In the book “How to Measure Anything,” Douglas Hubbard encourages working from four assessment assumptions: (1) your problem is not as unique as you think, (2) you have more data than you think, (3) you need less data than you think, and (4) an adequate amount of new data is more accessible than you think (Wiley: 2010, 32). Taking these as are our starting points, the Library’s Discovery and Delivery Study Team at the University of Illinois at Urbana-Champaign has formulated an evidence-based framework for decision-making relative to future system development. The assessment framework includes:
- A systematic review of the published literature on discovery as well as reports issued by other libraries documenting their decision-making criteria and white papers and reports from the vendor community.
- Synthesis and analysis of the user perspective and practices data gather through local user surveys over the past decade (Graduate/Professional Survey, 2004; Undergraduate Survey, 2005; Faculty/Staff Survey, 2006; LibQUAL, 2008; Ithaka Faculty Survey, 2013; and LibQUAL Lite, 2014).

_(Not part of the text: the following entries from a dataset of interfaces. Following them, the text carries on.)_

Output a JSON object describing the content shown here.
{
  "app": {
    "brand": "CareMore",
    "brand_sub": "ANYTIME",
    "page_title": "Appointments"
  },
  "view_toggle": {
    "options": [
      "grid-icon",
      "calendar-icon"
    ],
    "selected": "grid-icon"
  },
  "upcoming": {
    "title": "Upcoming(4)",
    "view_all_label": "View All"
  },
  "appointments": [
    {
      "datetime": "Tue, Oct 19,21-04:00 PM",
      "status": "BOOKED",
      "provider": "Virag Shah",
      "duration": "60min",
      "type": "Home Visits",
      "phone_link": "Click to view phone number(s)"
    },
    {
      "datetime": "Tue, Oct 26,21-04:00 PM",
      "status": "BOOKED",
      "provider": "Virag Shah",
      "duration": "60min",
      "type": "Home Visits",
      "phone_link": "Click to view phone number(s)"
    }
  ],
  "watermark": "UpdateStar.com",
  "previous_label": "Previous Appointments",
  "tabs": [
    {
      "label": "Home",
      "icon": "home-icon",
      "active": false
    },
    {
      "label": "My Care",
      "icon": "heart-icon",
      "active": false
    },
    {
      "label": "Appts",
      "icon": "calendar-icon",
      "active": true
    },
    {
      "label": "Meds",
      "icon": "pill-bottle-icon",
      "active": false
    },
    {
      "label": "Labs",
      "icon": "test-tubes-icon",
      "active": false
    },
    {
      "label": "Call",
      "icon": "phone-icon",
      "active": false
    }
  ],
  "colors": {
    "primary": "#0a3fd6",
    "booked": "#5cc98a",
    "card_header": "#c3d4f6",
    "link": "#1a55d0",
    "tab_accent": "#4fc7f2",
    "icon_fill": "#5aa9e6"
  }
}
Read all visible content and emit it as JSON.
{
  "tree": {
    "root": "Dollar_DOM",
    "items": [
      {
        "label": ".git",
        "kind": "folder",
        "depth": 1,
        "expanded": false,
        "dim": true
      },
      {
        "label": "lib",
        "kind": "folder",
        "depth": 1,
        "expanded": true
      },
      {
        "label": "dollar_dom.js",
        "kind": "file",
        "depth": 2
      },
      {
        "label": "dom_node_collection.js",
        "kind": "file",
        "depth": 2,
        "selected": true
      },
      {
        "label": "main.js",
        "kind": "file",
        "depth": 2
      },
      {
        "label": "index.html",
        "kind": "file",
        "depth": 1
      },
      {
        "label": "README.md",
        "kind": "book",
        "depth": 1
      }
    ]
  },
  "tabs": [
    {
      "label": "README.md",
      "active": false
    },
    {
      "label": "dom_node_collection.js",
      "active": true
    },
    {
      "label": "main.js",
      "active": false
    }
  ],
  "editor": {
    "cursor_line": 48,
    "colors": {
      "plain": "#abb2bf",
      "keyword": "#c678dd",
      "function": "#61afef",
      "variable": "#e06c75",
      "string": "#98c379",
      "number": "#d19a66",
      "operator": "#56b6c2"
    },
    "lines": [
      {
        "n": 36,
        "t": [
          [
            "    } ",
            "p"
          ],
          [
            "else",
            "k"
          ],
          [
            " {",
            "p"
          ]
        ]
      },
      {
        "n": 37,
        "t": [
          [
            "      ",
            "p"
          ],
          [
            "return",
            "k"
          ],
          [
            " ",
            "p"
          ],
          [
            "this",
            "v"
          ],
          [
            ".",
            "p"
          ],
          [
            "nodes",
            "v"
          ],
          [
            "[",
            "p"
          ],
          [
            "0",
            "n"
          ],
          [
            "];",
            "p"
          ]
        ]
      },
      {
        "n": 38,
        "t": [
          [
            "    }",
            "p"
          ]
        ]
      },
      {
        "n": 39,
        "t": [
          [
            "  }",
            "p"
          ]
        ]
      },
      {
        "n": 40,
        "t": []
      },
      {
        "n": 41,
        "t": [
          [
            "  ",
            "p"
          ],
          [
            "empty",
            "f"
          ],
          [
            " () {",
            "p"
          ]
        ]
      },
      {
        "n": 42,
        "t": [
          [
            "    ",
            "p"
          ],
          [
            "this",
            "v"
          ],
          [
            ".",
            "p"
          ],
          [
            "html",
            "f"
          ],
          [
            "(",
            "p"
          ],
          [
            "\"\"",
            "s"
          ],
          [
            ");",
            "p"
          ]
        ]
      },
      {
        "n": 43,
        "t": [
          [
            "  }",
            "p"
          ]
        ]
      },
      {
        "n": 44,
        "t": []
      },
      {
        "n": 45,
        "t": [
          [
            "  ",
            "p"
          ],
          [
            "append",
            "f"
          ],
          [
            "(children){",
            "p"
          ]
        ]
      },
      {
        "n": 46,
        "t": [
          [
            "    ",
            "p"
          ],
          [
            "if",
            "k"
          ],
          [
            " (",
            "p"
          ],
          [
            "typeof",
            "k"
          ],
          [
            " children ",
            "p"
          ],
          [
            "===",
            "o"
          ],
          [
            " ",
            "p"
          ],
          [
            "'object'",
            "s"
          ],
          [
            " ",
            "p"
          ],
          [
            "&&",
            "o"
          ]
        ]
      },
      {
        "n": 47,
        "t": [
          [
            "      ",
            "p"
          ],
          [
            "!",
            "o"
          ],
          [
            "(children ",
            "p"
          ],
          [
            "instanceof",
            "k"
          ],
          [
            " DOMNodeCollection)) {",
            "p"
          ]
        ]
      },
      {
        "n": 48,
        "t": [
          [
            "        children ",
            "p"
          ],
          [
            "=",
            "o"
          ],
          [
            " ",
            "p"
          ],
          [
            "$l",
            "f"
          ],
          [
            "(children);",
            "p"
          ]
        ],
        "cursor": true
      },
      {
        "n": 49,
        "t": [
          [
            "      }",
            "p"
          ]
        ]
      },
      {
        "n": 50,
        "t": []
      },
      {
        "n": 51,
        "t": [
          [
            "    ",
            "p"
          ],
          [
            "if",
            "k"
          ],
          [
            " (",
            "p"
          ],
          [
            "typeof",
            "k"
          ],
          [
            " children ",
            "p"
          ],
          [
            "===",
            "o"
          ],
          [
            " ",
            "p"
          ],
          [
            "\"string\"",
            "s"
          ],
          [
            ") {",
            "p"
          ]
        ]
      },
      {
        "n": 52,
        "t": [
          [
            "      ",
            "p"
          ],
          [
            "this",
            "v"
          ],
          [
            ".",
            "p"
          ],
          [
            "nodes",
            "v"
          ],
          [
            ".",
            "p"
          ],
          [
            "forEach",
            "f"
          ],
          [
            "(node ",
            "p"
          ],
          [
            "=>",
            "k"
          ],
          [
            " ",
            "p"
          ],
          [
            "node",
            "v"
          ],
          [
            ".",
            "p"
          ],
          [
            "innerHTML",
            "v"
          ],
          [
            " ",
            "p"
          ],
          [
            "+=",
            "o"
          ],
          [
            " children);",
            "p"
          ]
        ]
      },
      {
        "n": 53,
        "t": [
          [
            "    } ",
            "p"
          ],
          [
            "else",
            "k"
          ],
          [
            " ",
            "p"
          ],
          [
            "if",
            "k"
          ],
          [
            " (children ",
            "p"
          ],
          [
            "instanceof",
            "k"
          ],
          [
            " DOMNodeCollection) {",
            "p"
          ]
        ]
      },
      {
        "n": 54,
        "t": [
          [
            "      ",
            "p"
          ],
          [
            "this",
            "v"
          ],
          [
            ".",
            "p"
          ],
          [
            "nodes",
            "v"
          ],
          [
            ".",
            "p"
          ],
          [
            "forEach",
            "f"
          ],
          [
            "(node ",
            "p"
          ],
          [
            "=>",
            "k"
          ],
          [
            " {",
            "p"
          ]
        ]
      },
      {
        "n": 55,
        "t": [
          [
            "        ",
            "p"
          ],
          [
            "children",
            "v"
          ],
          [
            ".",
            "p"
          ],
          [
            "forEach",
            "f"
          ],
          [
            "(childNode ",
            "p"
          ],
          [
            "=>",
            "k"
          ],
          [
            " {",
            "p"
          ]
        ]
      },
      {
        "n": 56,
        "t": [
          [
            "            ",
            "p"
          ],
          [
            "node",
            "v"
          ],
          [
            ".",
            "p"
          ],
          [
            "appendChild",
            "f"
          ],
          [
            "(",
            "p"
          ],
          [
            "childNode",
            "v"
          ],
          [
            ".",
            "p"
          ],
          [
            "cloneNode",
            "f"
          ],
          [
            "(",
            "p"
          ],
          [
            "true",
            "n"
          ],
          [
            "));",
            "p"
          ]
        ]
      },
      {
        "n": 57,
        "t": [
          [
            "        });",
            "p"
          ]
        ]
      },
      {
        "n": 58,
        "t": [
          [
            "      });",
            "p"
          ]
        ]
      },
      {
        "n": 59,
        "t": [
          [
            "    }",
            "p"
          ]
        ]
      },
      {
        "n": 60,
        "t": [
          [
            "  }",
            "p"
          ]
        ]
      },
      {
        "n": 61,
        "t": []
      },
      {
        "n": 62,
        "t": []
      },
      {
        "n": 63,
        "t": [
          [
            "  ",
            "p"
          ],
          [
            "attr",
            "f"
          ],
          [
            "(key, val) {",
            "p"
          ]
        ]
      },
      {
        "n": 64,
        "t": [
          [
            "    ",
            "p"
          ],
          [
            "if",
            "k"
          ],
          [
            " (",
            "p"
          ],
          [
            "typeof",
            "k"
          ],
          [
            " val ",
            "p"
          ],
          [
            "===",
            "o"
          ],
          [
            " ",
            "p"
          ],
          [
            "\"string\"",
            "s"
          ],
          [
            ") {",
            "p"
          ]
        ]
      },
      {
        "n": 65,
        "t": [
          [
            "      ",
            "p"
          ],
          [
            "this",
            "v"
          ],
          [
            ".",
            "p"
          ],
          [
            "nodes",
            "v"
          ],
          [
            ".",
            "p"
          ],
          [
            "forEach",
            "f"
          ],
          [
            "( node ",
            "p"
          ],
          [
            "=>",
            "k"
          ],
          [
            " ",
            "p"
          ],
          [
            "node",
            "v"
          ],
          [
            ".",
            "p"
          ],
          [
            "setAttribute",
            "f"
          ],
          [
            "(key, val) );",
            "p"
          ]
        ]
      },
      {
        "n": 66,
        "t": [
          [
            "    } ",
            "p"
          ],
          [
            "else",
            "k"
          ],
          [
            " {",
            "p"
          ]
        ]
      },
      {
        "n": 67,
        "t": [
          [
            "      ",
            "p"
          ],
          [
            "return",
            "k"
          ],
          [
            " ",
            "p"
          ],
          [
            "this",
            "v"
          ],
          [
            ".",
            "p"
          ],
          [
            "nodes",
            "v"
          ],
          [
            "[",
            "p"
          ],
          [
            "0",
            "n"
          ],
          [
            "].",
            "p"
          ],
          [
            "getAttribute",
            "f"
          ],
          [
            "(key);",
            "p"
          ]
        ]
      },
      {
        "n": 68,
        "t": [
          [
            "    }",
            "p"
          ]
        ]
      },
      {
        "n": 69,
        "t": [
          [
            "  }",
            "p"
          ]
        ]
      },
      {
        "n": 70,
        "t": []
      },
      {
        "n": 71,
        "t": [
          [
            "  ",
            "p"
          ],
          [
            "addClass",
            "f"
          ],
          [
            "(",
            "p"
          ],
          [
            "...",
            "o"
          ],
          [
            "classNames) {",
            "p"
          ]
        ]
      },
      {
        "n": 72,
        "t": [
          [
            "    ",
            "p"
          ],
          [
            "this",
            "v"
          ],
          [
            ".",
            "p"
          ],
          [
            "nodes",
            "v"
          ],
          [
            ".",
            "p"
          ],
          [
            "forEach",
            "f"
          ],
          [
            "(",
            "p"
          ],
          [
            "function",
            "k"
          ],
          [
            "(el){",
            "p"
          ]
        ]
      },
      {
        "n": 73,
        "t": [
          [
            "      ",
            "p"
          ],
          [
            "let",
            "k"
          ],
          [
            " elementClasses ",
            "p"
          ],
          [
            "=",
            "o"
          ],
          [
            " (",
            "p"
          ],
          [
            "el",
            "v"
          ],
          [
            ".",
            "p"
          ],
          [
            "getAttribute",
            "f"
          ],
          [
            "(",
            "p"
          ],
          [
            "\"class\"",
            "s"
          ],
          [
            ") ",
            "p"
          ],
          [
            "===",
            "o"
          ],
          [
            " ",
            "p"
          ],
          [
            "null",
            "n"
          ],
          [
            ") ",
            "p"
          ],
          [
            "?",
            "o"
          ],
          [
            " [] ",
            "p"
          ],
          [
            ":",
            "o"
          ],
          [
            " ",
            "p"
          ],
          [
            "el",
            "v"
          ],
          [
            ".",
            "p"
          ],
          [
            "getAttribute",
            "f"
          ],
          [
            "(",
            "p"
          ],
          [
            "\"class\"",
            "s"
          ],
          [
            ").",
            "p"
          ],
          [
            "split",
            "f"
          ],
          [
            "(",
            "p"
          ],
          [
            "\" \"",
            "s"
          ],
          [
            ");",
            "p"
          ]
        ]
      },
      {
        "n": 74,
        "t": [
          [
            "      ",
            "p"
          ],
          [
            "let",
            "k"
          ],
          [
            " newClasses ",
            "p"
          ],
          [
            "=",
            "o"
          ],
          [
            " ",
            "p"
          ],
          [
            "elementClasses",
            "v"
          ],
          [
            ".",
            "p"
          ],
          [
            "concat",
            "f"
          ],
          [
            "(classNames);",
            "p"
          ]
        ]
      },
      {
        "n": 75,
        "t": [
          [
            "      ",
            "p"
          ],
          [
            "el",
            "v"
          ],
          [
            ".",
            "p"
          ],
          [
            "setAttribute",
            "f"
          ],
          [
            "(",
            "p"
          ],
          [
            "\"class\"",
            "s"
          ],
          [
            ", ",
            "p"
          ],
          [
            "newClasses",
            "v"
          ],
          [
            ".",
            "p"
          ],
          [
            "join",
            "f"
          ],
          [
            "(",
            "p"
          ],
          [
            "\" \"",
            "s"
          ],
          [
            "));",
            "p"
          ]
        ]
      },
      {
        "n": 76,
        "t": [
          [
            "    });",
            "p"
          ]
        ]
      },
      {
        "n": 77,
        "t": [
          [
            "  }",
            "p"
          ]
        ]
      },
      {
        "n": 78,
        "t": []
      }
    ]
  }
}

- Extracting themes, values, and priorities as well as testing approaches and system problems documented in the Library’s reports on implementing the WebFeat federated search system (2005-2006), developing and deploying Easy Search, a locally-developed and supported broadcast search, search assistance, and recommender system (2006-present), and piloting Primo (2011-2014).

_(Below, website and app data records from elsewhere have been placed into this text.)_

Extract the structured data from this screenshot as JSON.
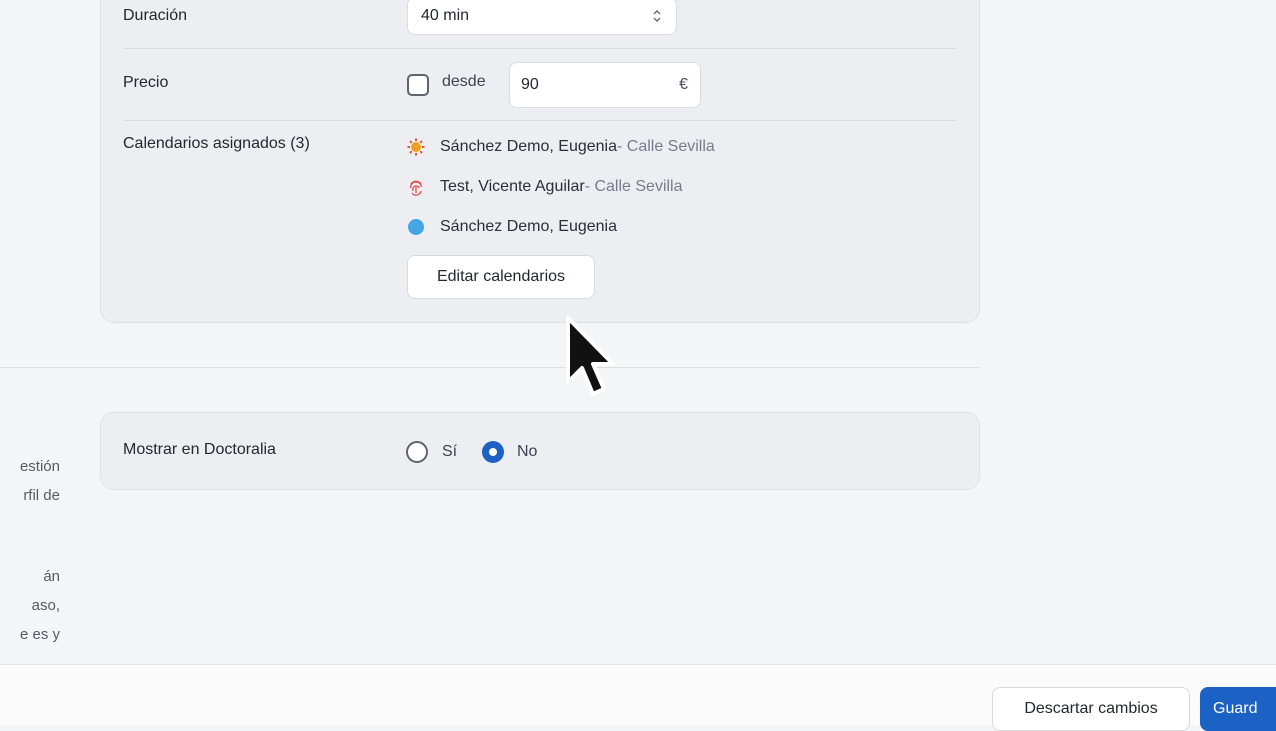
{
  "form": {
    "duration": {
      "label": "Duración",
      "value": "40 min"
    },
    "price": {
      "label": "Precio",
      "from_label": "desde",
      "value": "90",
      "currency": "€"
    },
    "calendars": {
      "label": "Calendarios asignados (3)",
      "items": [
        {
          "name": "Sánchez Demo, Eugenia",
          "location": " - Calle Sevilla",
          "icon": "sun-icon",
          "color": "#f0a020"
        },
        {
          "name": "Test, Vicente Aguilar",
          "location": " - Calle Sevilla",
          "icon": "fingerprint-icon",
          "color": "#e05252"
        },
        {
          "name": "Sánchez Demo, Eugenia",
          "location": "",
          "icon": "dot-icon",
          "color": "#46a5e5"
        }
      ],
      "edit_button": "Editar calendarios"
    },
    "doctoralia": {
      "label": "Mostrar en Doctoralia",
      "yes_label": "Sí",
      "no_label": "No",
      "selected": "No"
    }
  },
  "side_text": {
    "line1": "estión",
    "line2": "rfil de",
    "line3": "án",
    "line4": "aso,",
    "line5": "e es y"
  },
  "footer": {
    "discard_label": "Descartar cambios",
    "save_label": "Guard"
  },
  "colors": {
    "accent": "#1c62c4",
    "card_bg": "#eceef1"
  }
}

- Analysis of user search behavior, search types, and use of assistance features through Easy Search logs (2010-present).
This session will present both our methodologies for each type of assessment as well as highlight our findings and the future to which they direct our attention and actions. Session attendees will find value in the methodologies, which can be adopted and adapted for other institutional settings, as well as our findings, including identification of ways in which the Illinois user community is similar to and/or different from national trends.